Episcopal Peace Fellowship
Rev. Rafael Malpica Padilla, D.D.
Evangelical Lutheran Church in America
Paul Alexander, PhD
Evangelicals for Social Action
Pentecostals & Charismatics for Peace & Justice
Rev. Kristin Stoneking
Fellowship of Reconciliation
Friends Committee on National Legislation
Rev. Julia Brown Karimu & Rev. Dr. James Moos
Global Ministries of the United Church of Christ
and Christian Church (Disciples of Christ)
Fr. Thomas H. Smolich, S.J.
Jesuit Conference of the United States
Jewish Peace Fellowship
Jewish Voice for Peace
Rabbi Brant Rosen and Alissa Wise
Jewish Voice for Peace Rabbinical Council
Carol Zinn, SSJ
Leadership Conference of Women Religious
Fr. Martin A. Solma, Sm
Marianist Province of the USA
Gerry G. Lee
Maryknoll Office for Global Concerns
J Ron Byler
Mennonite Central Committee U.S.
Rev. Dr. Diana C. Gibson
Founder & Convener
Multifaith Voices for Peace & Justice
Simone Campbell, SSS

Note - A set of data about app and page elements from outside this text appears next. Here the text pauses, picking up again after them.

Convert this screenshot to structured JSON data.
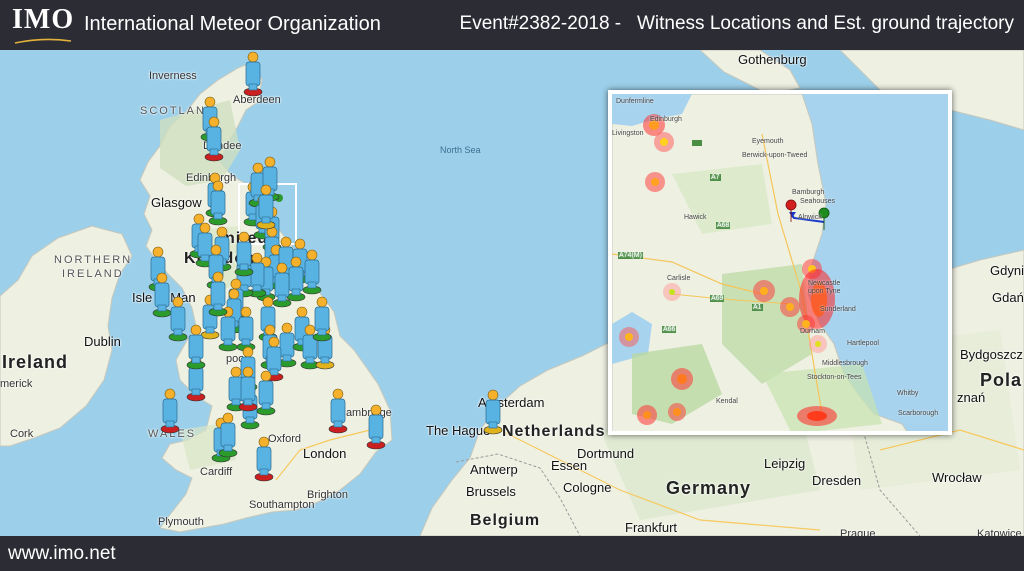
{
  "header": {
    "logo": "IMO",
    "org_name": "International Meteor Organization",
    "event_title": "Event#2382-2018 -   Witness Locations and Est. ground trajectory"
  },
  "footer": {
    "url": "www.imo.net"
  },
  "colors": {
    "header_bg": "#2c2c35",
    "sea": "#9ccfea",
    "land": "#f2efe6",
    "witness_body": "#58b3e3",
    "head": "#f5b12c",
    "base_green": "#2b9b2b",
    "base_red": "#cc1f1f",
    "base_yellow": "#e0b21c",
    "trajectory": "#1738c9"
  },
  "map_labels": {
    "inverness": "Inverness",
    "aberdeen": "Aberdeen",
    "scotland": "SCOTLAND",
    "dundee": "Dundee",
    "edinburgh": "Edinburgh",
    "glasgow": "Glasgow",
    "united_kingdom_1": "nited",
    "united_kingdom_2": "Kingdom",
    "north_sea": "North Sea",
    "northern_ireland_1": "NORTHERN",
    "northern_ireland_2": "IRELAND",
    "isle_of_man": "Isle of Man",
    "dublin": "Dublin",
    "ireland": "Ireland",
    "limerick": "merick",
    "cork": "Cork",
    "wales": "WALES",
    "oxford": "Oxford",
    "london": "London",
    "cambridge": "Cambridge",
    "cardiff": "Cardiff",
    "brighton": "Brighton",
    "southampton": "Southampton",
    "plymouth": "Plymouth",
    "liverpool": "pool",
    "gothenburg": "Gothenburg",
    "amsterdam": "Amsterdam",
    "the_hague": "The Hague",
    "netherlands": "Netherlands",
    "antwerp": "Antwerp",
    "brussels": "Brussels",
    "belgium": "Belgium",
    "dortmund": "Dortmund",
    "essen": "Essen",
    "cologne": "Cologne",
    "germany": "Germany",
    "leipzig": "Leipzig",
    "dresden": "Dresden",
    "frankfurt": "Frankfurt",
    "prague": "Prague",
    "wroclaw": "Wrocław",
    "katowice": "Katowice",
    "gdynia": "Gdynia",
    "gdansk": "Gdań",
    "bydgoszcz": "Bydgoszcz",
    "poland": "Pola",
    "poznan": "znań"
  },
  "inset_labels": {
    "dunfermline": "Dunfermline",
    "livingston": "Livingston",
    "edinburgh": "Edinburgh",
    "eyemouth": "Eyemouth",
    "berwick": "Berwick-upon-Tweed",
    "bamburgh": "Bamburgh",
    "seahouses": "Seahouses",
    "hawick": "Hawick",
    "carlisle": "Carlisle",
    "newcastle_1": "Newcastle",
    "newcastle_2": "upon Tyne",
    "sunderland": "Sunderland",
    "durham": "Durham",
    "hartlepool": "Hartlepool",
    "middlesbrough": "Middlesbrough",
    "stockton": "Stockton-on-Tees",
    "whitby": "Whitby",
    "scarborough": "Scarborough",
    "kendal": "Kendal",
    "alnwick": "Alnwick",
    "road_a7": "A7",
    "road_a68": "A68",
    "road_a74m": "A74(M)",
    "road_a1": "A1",
    "road_a66": "A66",
    "road_a69": "A69"
  }
}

NETWORK, A National Catholic Social Justice Lobby
Rabbi Michael Lerner
The Network of Spiritual Progressives
On Earth Peace
Pace e Bene Nonviolence Service
Pax Christi International
Rick Love, Ph.D.
Peace Catalyst International
Rev. Gradye Parsons
Stated Clerk of the General Assembly
Presbyterian Church (USA)
Rabbi Arthur Waskow
The Shalom Center
Rabbi Lynn Gottlieb
Shomer Shalom Network for Jewish Nonviolence
Sister Pat McDermott
Sisters of Mercy of the Americas
Rev. Beau Underwood
Director of Campaigns and Advocacy
The Rev. Geoffrey Black
General Minister and President
The United Church of Christ
Rev. M. Linda Jaramillo
United Church of Christ, Justice and Witness Ministries
Bishop Mary Ann Swenson
Ecumenical Officer, Council of Bishops
The United Methodist Church